Records shown START

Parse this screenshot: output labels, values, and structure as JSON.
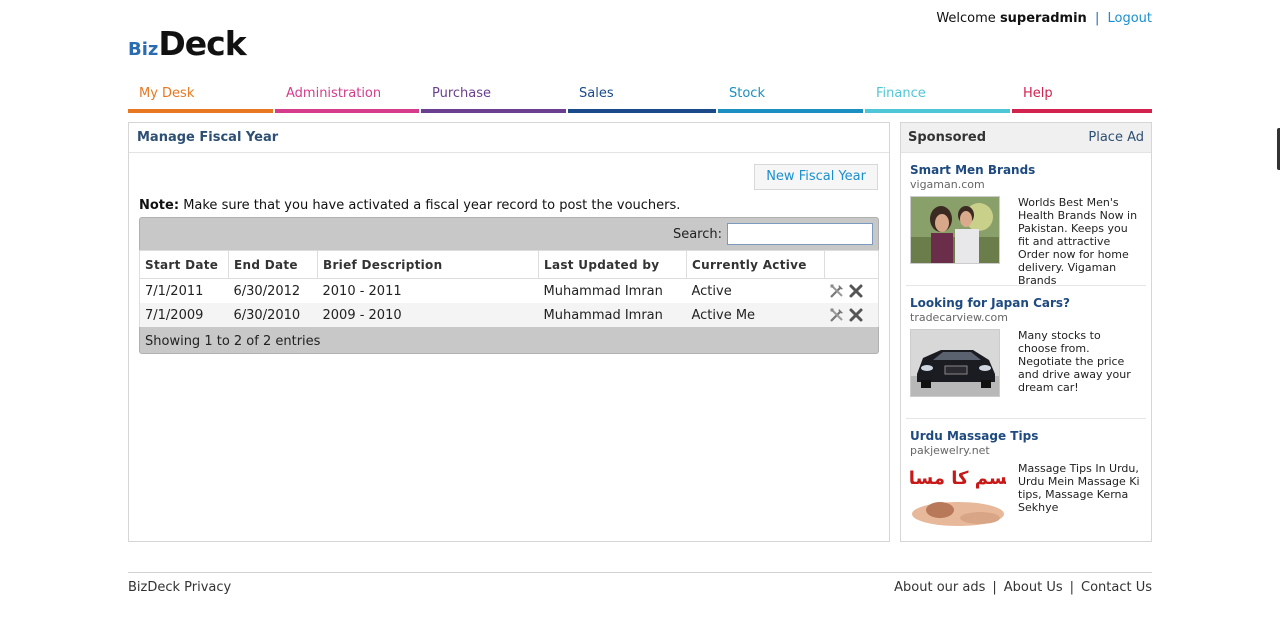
{
  "header": {
    "welcome_prefix": "Welcome",
    "username": "superadmin",
    "separator": "|",
    "logout_label": "Logout"
  },
  "logo": {
    "part1": "Biz",
    "part2": "Deck"
  },
  "nav": {
    "items": [
      {
        "label": "My Desk",
        "color": "#e87722"
      },
      {
        "label": "Administration",
        "color": "#d63c8c"
      },
      {
        "label": "Purchase",
        "color": "#6b3f8f"
      },
      {
        "label": "Sales",
        "color": "#1a4a8a"
      },
      {
        "label": "Stock",
        "color": "#1a8fc0"
      },
      {
        "label": "Finance",
        "color": "#4fc6d8"
      },
      {
        "label": "Help",
        "color": "#d2224e"
      }
    ]
  },
  "main": {
    "title": "Manage Fiscal Year",
    "new_button_label": "New Fiscal Year",
    "note_label": "Note:",
    "note_text": "Make sure that you have activated a fiscal year record to post the vouchers.",
    "search_label": "Search:",
    "search_value": "",
    "columns": [
      "Start Date",
      "End Date",
      "Brief Description",
      "Last Updated by",
      "Currently Active",
      ""
    ],
    "rows": [
      {
        "start": "7/1/2011",
        "end": "6/30/2012",
        "desc": "2010 - 2011",
        "updated_by": "Muhammad Imran",
        "status": "Active"
      },
      {
        "start": "7/1/2009",
        "end": "6/30/2010",
        "desc": "2009 - 2010",
        "updated_by": "Muhammad Imran",
        "status": "Active Me"
      }
    ],
    "row_icons": [
      "edit-tools-icon",
      "delete-x-icon"
    ],
    "footer_text": "Showing 1 to 2 of 2 entries"
  },
  "sidebar": {
    "title": "Sponsored",
    "place_ad_label": "Place Ad",
    "ads": [
      {
        "title": "Smart Men Brands",
        "url": "vigaman.com",
        "text": "Worlds Best Men's Health Brands Now in Pakistan. Keeps you fit and attractive Order now for home delivery. Vigaman Brands",
        "image": "couple-photo"
      },
      {
        "title": "Looking for Japan Cars?",
        "url": "tradecarview.com",
        "text": "Many stocks to choose from. Negotiate the price and drive away your dream car!",
        "image": "black-car-photo"
      },
      {
        "title": "Urdu Massage Tips",
        "url": "pakjewelry.net",
        "text": "Massage Tips In Urdu, Urdu Mein Massage Ki tips, Massage Kerna Sekhye",
        "image": "urdu-massage-banner",
        "image_text": "جسم کا مساج"
      }
    ]
  },
  "footer": {
    "left": "BizDeck Privacy",
    "links": [
      "About our ads",
      "About Us",
      "Contact Us"
    ],
    "separator": "|"
  }
}
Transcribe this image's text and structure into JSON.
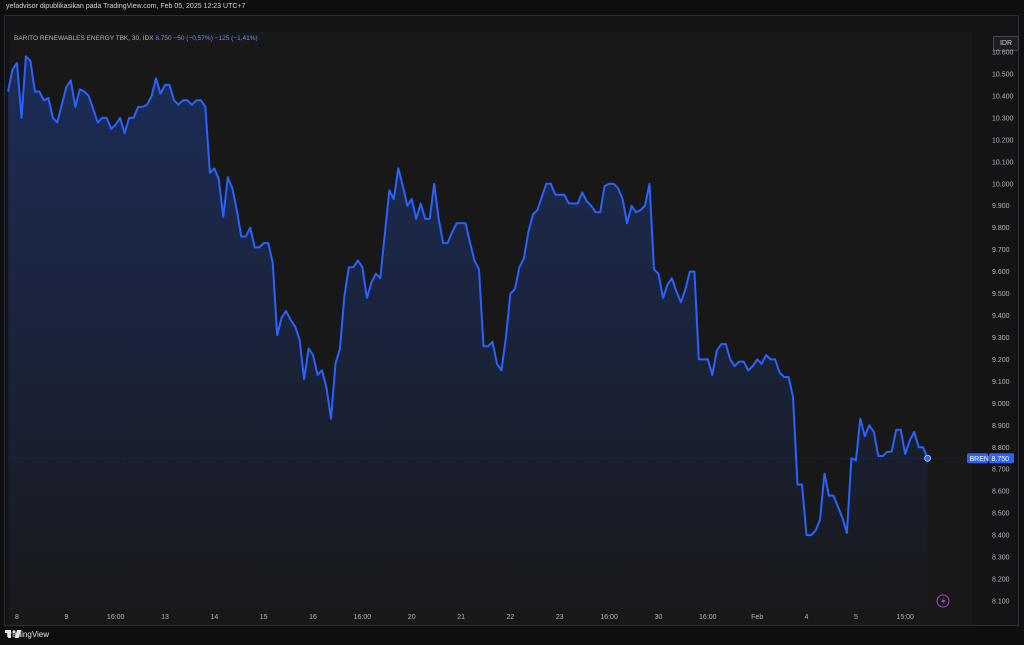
{
  "publisher_line": "yefadvisor dipublikasikan pada TradingView.com, Feb 05, 2025 12:23 UTC+7",
  "legend": {
    "name": "BARITO RENEWABLES ENERGY TBK, 30, IDX",
    "price": "8.750",
    "change_abs": "−50 (−0,57%)",
    "change_abs2": "−125 (−1,41%)"
  },
  "currency_button": "IDR",
  "price_tag": {
    "symbol": "BREN",
    "value": "8.750"
  },
  "footer": {
    "brand": "TradingView"
  },
  "colors": {
    "line": "#2962ff",
    "background": "#181818",
    "text": "#d1d4dc"
  },
  "chart_data": {
    "type": "area",
    "ylim": [
      8100,
      10600
    ],
    "grid": false,
    "y_ticks": [
      {
        "label": "10.600",
        "value": 10600
      },
      {
        "label": "10.500",
        "value": 10500
      },
      {
        "label": "10.400",
        "value": 10400
      },
      {
        "label": "10.300",
        "value": 10300
      },
      {
        "label": "10.200",
        "value": 10200
      },
      {
        "label": "10.100",
        "value": 10100
      },
      {
        "label": "10.000",
        "value": 10000
      },
      {
        "label": "9.900",
        "value": 9900
      },
      {
        "label": "9.800",
        "value": 9800
      },
      {
        "label": "9.700",
        "value": 9700
      },
      {
        "label": "9.600",
        "value": 9600
      },
      {
        "label": "9.500",
        "value": 9500
      },
      {
        "label": "9.400",
        "value": 9400
      },
      {
        "label": "9.300",
        "value": 9300
      },
      {
        "label": "9.200",
        "value": 9200
      },
      {
        "label": "9.100",
        "value": 9100
      },
      {
        "label": "9.000",
        "value": 9000
      },
      {
        "label": "8.900",
        "value": 8900
      },
      {
        "label": "8.800",
        "value": 8800
      },
      {
        "label": "8.700",
        "value": 8700
      },
      {
        "label": "8.600",
        "value": 8600
      },
      {
        "label": "8.500",
        "value": 8500
      },
      {
        "label": "8.400",
        "value": 8400
      },
      {
        "label": "8.300",
        "value": 8300
      },
      {
        "label": "8.200",
        "value": 8200
      },
      {
        "label": "8.100",
        "value": 8100
      }
    ],
    "x_ticks": [
      {
        "label": "8",
        "index": 2
      },
      {
        "label": "9",
        "index": 13
      },
      {
        "label": "16:00",
        "index": 24
      },
      {
        "label": "13",
        "index": 35
      },
      {
        "label": "14",
        "index": 46
      },
      {
        "label": "15",
        "index": 57
      },
      {
        "label": "16",
        "index": 68
      },
      {
        "label": "16:00",
        "index": 79
      },
      {
        "label": "20",
        "index": 90
      },
      {
        "label": "21",
        "index": 101
      },
      {
        "label": "22",
        "index": 112
      },
      {
        "label": "23",
        "index": 123
      },
      {
        "label": "16:00",
        "index": 134
      },
      {
        "label": "30",
        "index": 145
      },
      {
        "label": "16:00",
        "index": 156
      },
      {
        "label": "Feb",
        "index": 167
      },
      {
        "label": "4",
        "index": 178
      },
      {
        "label": "5",
        "index": 189
      },
      {
        "label": "15:00",
        "index": 200
      }
    ],
    "values": [
      10420,
      10520,
      10550,
      10300,
      10580,
      10560,
      10420,
      10420,
      10380,
      10390,
      10300,
      10280,
      10360,
      10440,
      10470,
      10350,
      10430,
      10420,
      10400,
      10340,
      10280,
      10300,
      10300,
      10250,
      10270,
      10300,
      10230,
      10300,
      10300,
      10350,
      10350,
      10360,
      10400,
      10480,
      10410,
      10450,
      10450,
      10380,
      10360,
      10380,
      10380,
      10360,
      10380,
      10380,
      10350,
      10050,
      10070,
      10020,
      9850,
      10030,
      9980,
      9880,
      9760,
      9760,
      9800,
      9710,
      9710,
      9730,
      9730,
      9640,
      9310,
      9390,
      9420,
      9380,
      9350,
      9290,
      9110,
      9250,
      9220,
      9130,
      9150,
      9070,
      8930,
      9180,
      9250,
      9490,
      9620,
      9620,
      9650,
      9620,
      9480,
      9550,
      9590,
      9570,
      9770,
      9970,
      9930,
      10070,
      9990,
      9900,
      9930,
      9840,
      9910,
      9840,
      9840,
      10000,
      9840,
      9730,
      9730,
      9780,
      9820,
      9820,
      9820,
      9730,
      9650,
      9610,
      9260,
      9260,
      9280,
      9180,
      9150,
      9300,
      9500,
      9520,
      9620,
      9660,
      9780,
      9860,
      9880,
      9940,
      10000,
      10000,
      9950,
      9950,
      9950,
      9910,
      9910,
      9910,
      9960,
      9920,
      9900,
      9870,
      9870,
      9990,
      10000,
      10000,
      9980,
      9930,
      9820,
      9900,
      9870,
      9880,
      9900,
      10000,
      9610,
      9590,
      9480,
      9540,
      9570,
      9510,
      9460,
      9520,
      9600,
      9600,
      9200,
      9200,
      9200,
      9130,
      9240,
      9270,
      9270,
      9200,
      9170,
      9190,
      9190,
      9150,
      9170,
      9200,
      9180,
      9220,
      9200,
      9200,
      9140,
      9120,
      9120,
      9030,
      8630,
      8630,
      8400,
      8400,
      8420,
      8470,
      8680,
      8580,
      8580,
      8530,
      8480,
      8410,
      8750,
      8740,
      8930,
      8850,
      8900,
      8870,
      8760,
      8760,
      8780,
      8780,
      8880,
      8880,
      8770,
      8830,
      8870,
      8800,
      8800,
      8750
    ]
  }
}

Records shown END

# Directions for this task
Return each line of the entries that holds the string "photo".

# Written reply
        "image": "couple-photo"
        "image": "black-car-photo"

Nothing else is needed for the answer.